On April 16, 2015, by a 47-3 margin, the New York City Council passed a bill restricting employers from requesting or using the credit history of applicants and employees when making employment decisions. New York City Mayor Bill de Blasio is expected to sign the bill, which will go into effect 120 days after he signs it.

The bill amends the New York City Human Rights Law to prohibit employers from requesting or using “for employment purposes the consumer credit history of an applicant for employment or an employee” and from otherwise discriminating “with regard to hiring, compensation, or the terms, conditions or privileges of employment based on the consumer credit history of the applicant or employee.” “Consumer credit history” is defined as “an individual’s credit worthiness, credit standing, credit capacity, or payment history, as indicated by: (a) a consumer credit report; (b) credit score; or (c) information an employer obtains directly from the individual regarding (1) details about credit accounts, including the individual’s number of credit accounts, late or missed payments, charged-off debts, items in collections, credit limit, prior credit report inquiries, or (2) bankruptcies, judgments or liens.”

The bill includes several limited exceptions. The ban on the use of “consumer credit history” does not apply if an employer is required by law or by a self-regulatory organization as defined in Section 3(a)(26) of the Securities Exchange Act of 1934 (such as FINRA) to use an individual’s consumer credit history for employment purposes. Credit checks are also permitted for individuals applying for, or employed in, the following positions:

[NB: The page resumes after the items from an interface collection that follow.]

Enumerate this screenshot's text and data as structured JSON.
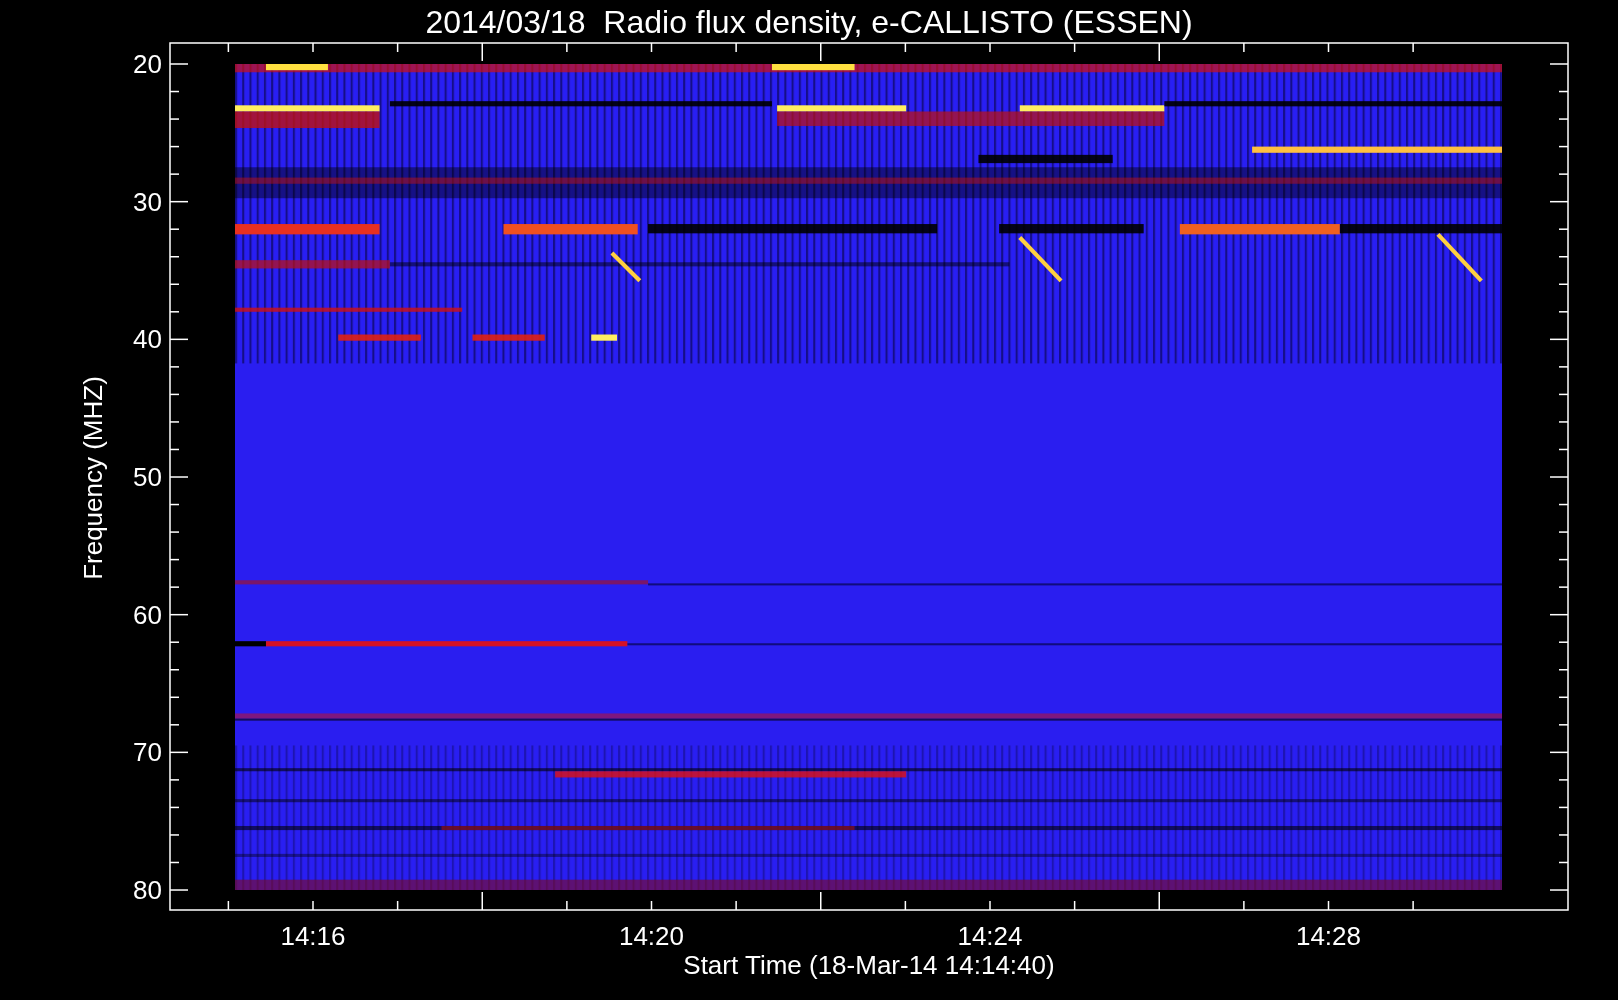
{
  "plot": {
    "title": "2014/03/18  Radio flux density, e-CALLISTO (ESSEN)",
    "y_axis": {
      "label": "Frequency (MHZ)",
      "ticks": [
        "20",
        "30",
        "40",
        "50",
        "60",
        "70",
        "80"
      ]
    },
    "x_axis": {
      "label": "Start Time (18-Mar-14 14:14:40)",
      "ticks": [
        "14:16",
        "14:20",
        "14:24",
        "14:28"
      ]
    }
  }
}
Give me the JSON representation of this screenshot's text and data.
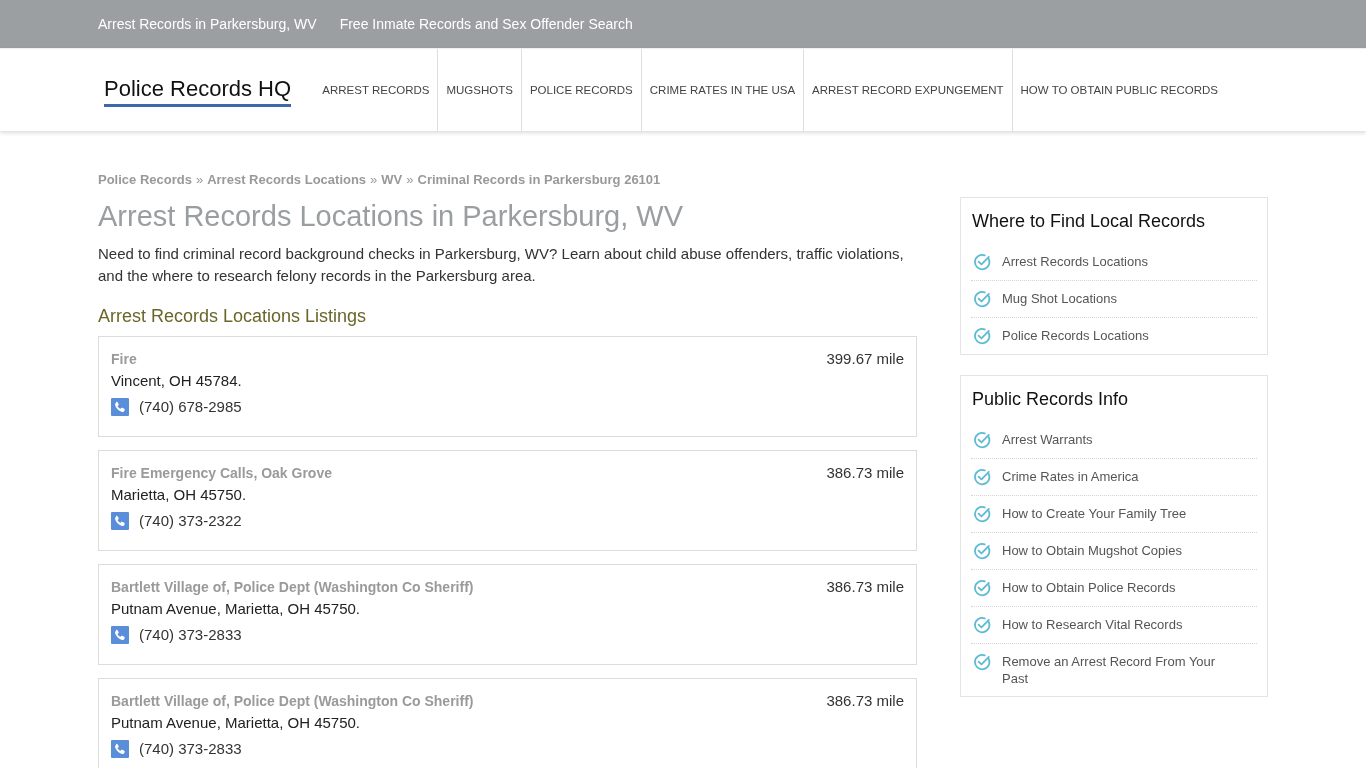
{
  "top_bar": {
    "links": [
      "Arrest Records in Parkersburg, WV",
      "Free Inmate Records and Sex Offender Search"
    ]
  },
  "header": {
    "logo": "Police Records HQ",
    "nav": [
      "ARREST RECORDS",
      "MUGSHOTS",
      "POLICE RECORDS",
      "CRIME RATES IN THE USA",
      "ARREST RECORD EXPUNGEMENT",
      "HOW TO OBTAIN PUBLIC RECORDS"
    ]
  },
  "breadcrumbs": [
    {
      "kind": "link",
      "text": "Police Records"
    },
    {
      "kind": "separator",
      "text": "»"
    },
    {
      "kind": "link",
      "text": "Arrest Records Locations"
    },
    {
      "kind": "separator",
      "text": "»"
    },
    {
      "kind": "link",
      "text": "WV"
    },
    {
      "kind": "separator",
      "text": "»"
    },
    {
      "kind": "link",
      "text": "Criminal Records in Parkersburg 26101"
    }
  ],
  "page_title": "Arrest Records Locations in Parkersburg, WV",
  "intro": "Need to find criminal record background checks in Parkersburg, WV? Learn about child abuse offenders, traffic violations, and the where to research felony records in the Parkersburg area.",
  "listings": {
    "heading": "Arrest Records Locations Listings",
    "items": [
      {
        "name": "Fire",
        "address": "Vincent, OH 45784.",
        "phone": "(740) 678-2985",
        "distance": "399.67 mile"
      },
      {
        "name": "Fire Emergency Calls, Oak Grove",
        "address": "Marietta, OH 45750.",
        "phone": "(740) 373-2322",
        "distance": "386.73 mile"
      },
      {
        "name": "Bartlett Village of, Police Dept (Washington Co Sheriff)",
        "address": "Putnam Avenue, Marietta, OH 45750.",
        "phone": "(740) 373-2833",
        "distance": "386.73 mile"
      },
      {
        "name": "Bartlett Village of, Police Dept (Washington Co Sheriff)",
        "address": "Putnam Avenue, Marietta, OH 45750.",
        "phone": "(740) 373-2833",
        "distance": "386.73 mile"
      }
    ]
  },
  "sidebar": {
    "widgets": [
      {
        "title": "Where to Find Local Records",
        "items": [
          "Arrest Records Locations",
          "Mug Shot Locations",
          "Police Records Locations"
        ]
      },
      {
        "title": "Public Records Info",
        "items": [
          "Arrest Warrants",
          "Crime Rates in America",
          "How to Create Your Family Tree",
          "How to Obtain Mugshot Copies",
          "How to Obtain Police Records",
          "How to Research Vital Records",
          "Remove an Arrest Record From Your Past"
        ]
      }
    ]
  }
}
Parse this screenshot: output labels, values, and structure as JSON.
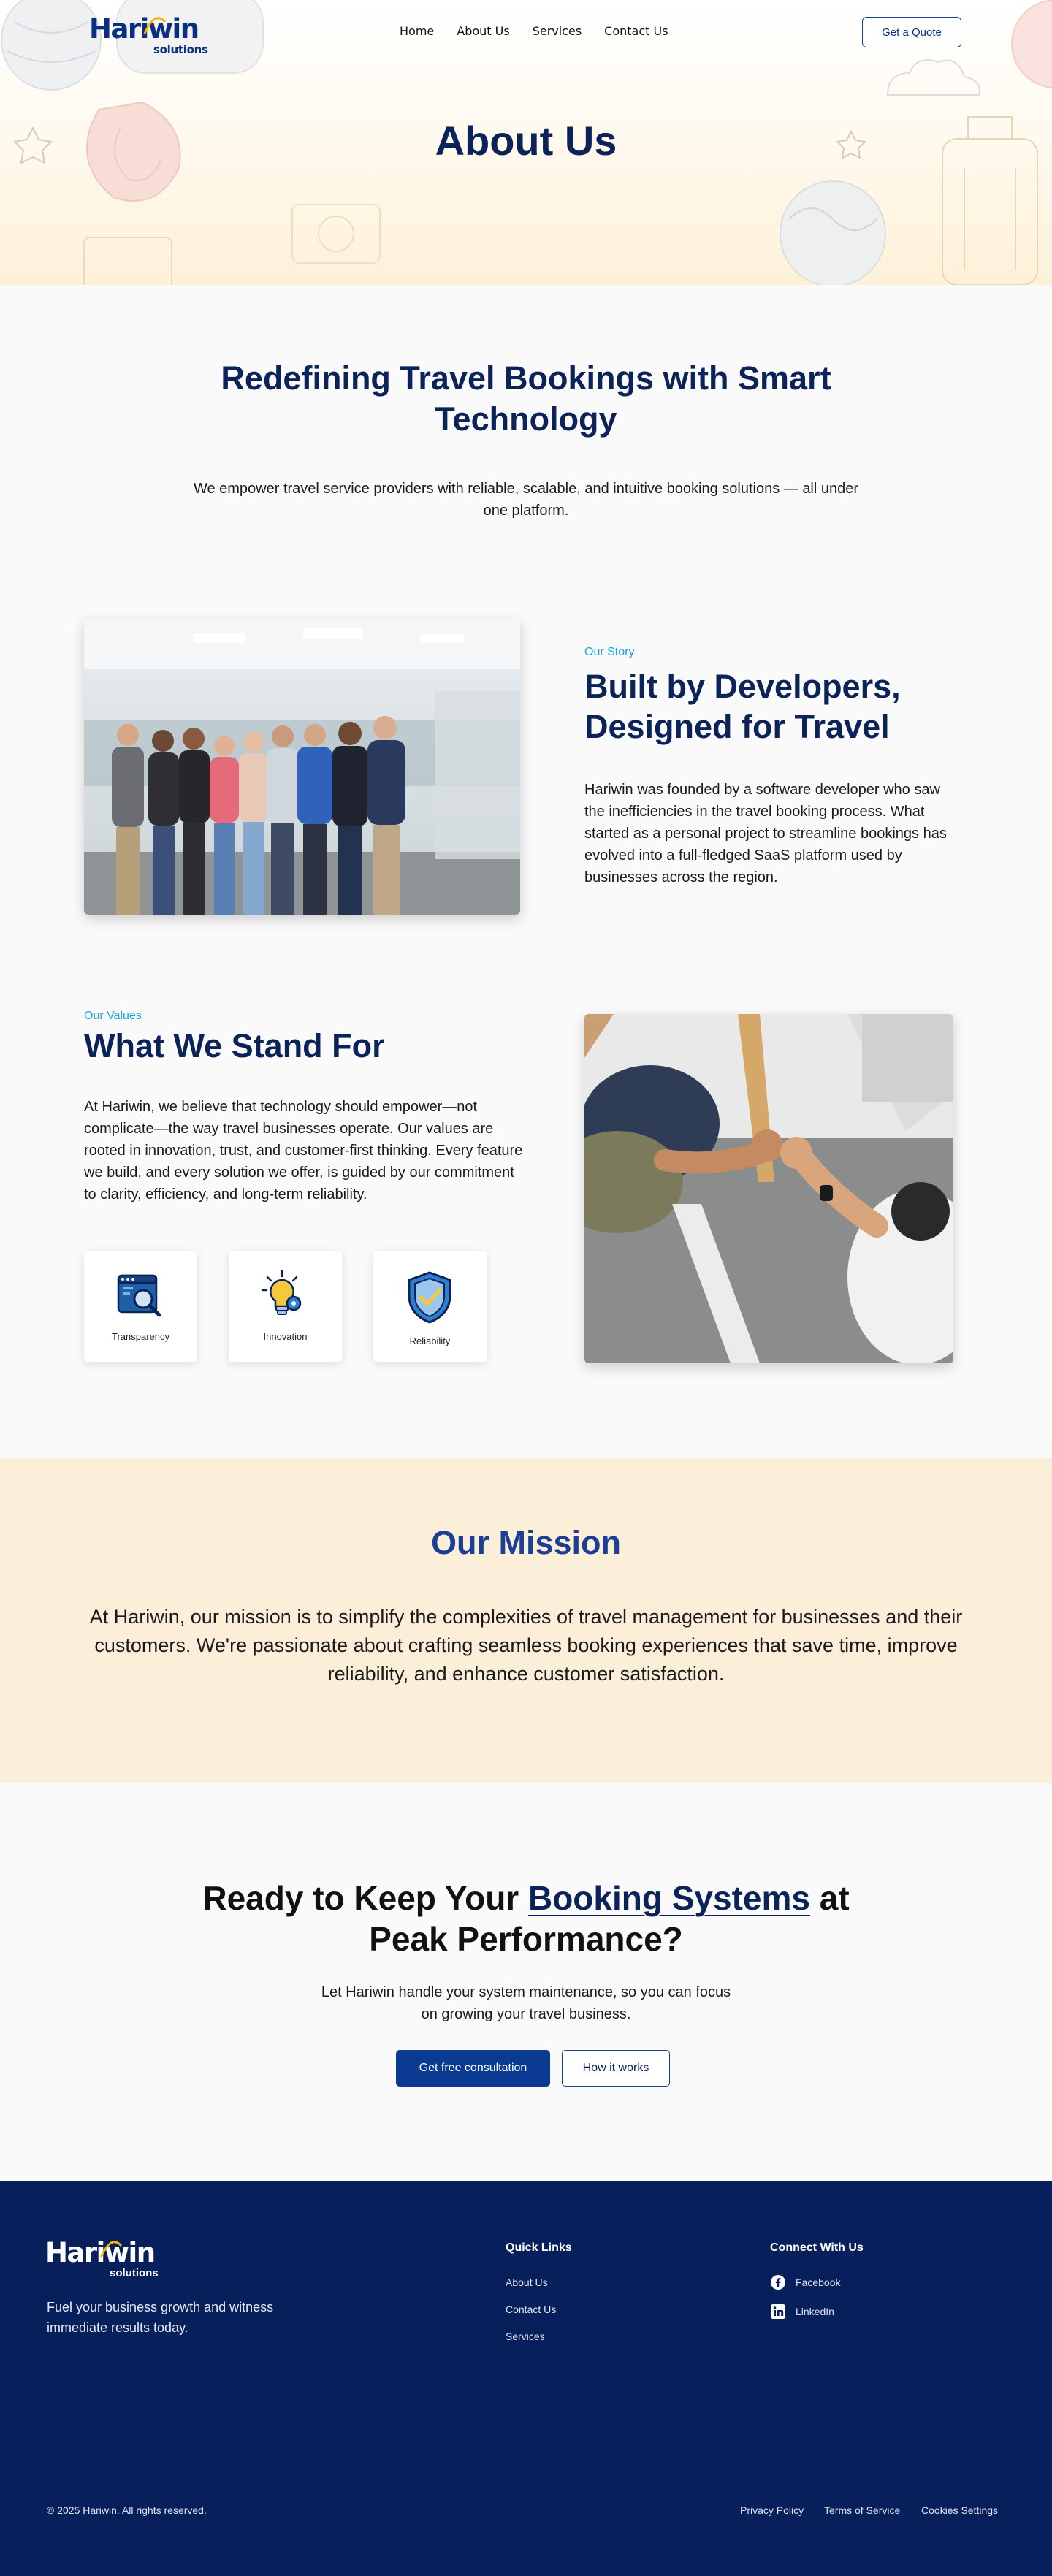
{
  "brand": {
    "logo_word": "Hariwin",
    "logo_sub": "solutions",
    "accent": "#0a2f80",
    "navy": "#0b2359",
    "sky": "#14a6e6",
    "cream": "#fbefd9",
    "footer_bg": "#071f5b"
  },
  "nav": {
    "links": [
      "Home",
      "About Us",
      "Services",
      "Contact Us"
    ],
    "cta_label": "Get a Quote"
  },
  "hero": {
    "title": "About Us"
  },
  "intro": {
    "heading": "Redefining Travel Bookings with Smart Technology",
    "text": "We empower travel service providers with reliable, scalable, and intuitive booking solutions — all under one platform."
  },
  "story": {
    "eyebrow": "Our Story",
    "title": "Built by Developers, Designed for Travel",
    "text": "Hariwin was founded by a software developer who saw the inefficiencies in the travel booking process. What started as a personal project to streamline bookings has evolved into a full-fledged SaaS platform used by businesses across the region.",
    "image_icon": "team-photo"
  },
  "values": {
    "eyebrow": "Our Values",
    "title": "What We Stand For",
    "text": "At Hariwin, we believe that technology should empower—not complicate—the way travel businesses operate. Our values are rooted in innovation, trust, and customer-first thinking. Every feature we build, and every solution we offer, is guided by our commitment to clarity, efficiency, and long-term reliability.",
    "cards": [
      {
        "label": "Transparency",
        "icon": "magnifier-window-icon"
      },
      {
        "label": "Innovation",
        "icon": "lightbulb-gear-icon"
      },
      {
        "label": "Reliability",
        "icon": "shield-check-icon"
      }
    ],
    "image_icon": "fist-bump-photo"
  },
  "mission": {
    "title": "Our Mission",
    "text": "At Hariwin, our mission is to simplify the complexities of travel management for businesses and their customers. We're passionate about crafting seamless booking experiences that save time, improve reliability, and enhance customer satisfaction."
  },
  "cta": {
    "title_before": "Ready to Keep Your ",
    "title_highlight": "Booking Systems",
    "title_after": " at Peak Performance?",
    "text": "Let Hariwin handle your system maintenance, so you can focus on growing your travel business.",
    "primary_label": "Get free consultation",
    "secondary_label": "How it works"
  },
  "footer": {
    "tagline": "Fuel your business growth and witness immediate results today.",
    "quick_links_heading": "Quick Links",
    "quick_links": [
      "About Us",
      "Contact Us",
      "Services"
    ],
    "connect_heading": "Connect With Us",
    "social": [
      {
        "label": "Facebook",
        "icon": "facebook-icon"
      },
      {
        "label": "LinkedIn",
        "icon": "linkedin-icon"
      }
    ],
    "copyright": "© 2025 Hariwin. All rights reserved.",
    "legal": [
      "Privacy Policy",
      "Terms of Service",
      "Cookies Settings"
    ]
  }
}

  • A “non-clerical position having regular access to trade secrets, intelligence information or national security clearance.” The bill defines “trade secrets” as information that “(a) derives independent economic value, actual or potential, from not being generally known to, and not being readily ascertainable by proper means by other persons who can obtain economic value from its disclosure or use; (b) is the subject of efforts that are reasonable under the circumstances to maintain its secrecy; and (c) can reasonably be said to be the end product of significant innovation.” The bill, however, specifically excludes “general proprietary company information such as handbooks and policies” from the definition of “trade secrets” and specifies that having “access to or use of client, customer or mailing lists” does not constitute having “regular access to trade secrets.”
  • A position in which the employee will have “signatory authority over third party funds or assets valued at $10,000 or more” or “that involves a fiduciary responsibility to the employer with the authority to enter financial agreements valued at $10,000 or more on behalf of the employer.”
  • A position in which the employee’s regular duties “allow the employee to modify digital security systems established to prevent the unauthorized use of the employer’s or client’s networks or database.”
  • A position in which the employee is required by law to be bonded.

Even in circumstances in which the new law will not apply, employers need to keep in mind the restrictions imposed by Section 525(b) of U.S. Bankruptcy Code, which prohibits employment discrimination against an individual “solely because” of the individual’s status as a debtor in a bankruptcy proceeding. Also, while the new law will not prohibit employers from conducting other types of background checks, such as reference checks or criminal background checks, employers need to comply with federal and state laws regarding conducting such checks and using information obtained from them when making employment decisions.[1]

Employers should carefully review their hiring and background check practices as a result of the anticipated new law. In certain circumstances, it may be necessary for employers to make decisions about whether a credit check is permitted on a case-by-case basis rather than requiring them for all employees or job applicants.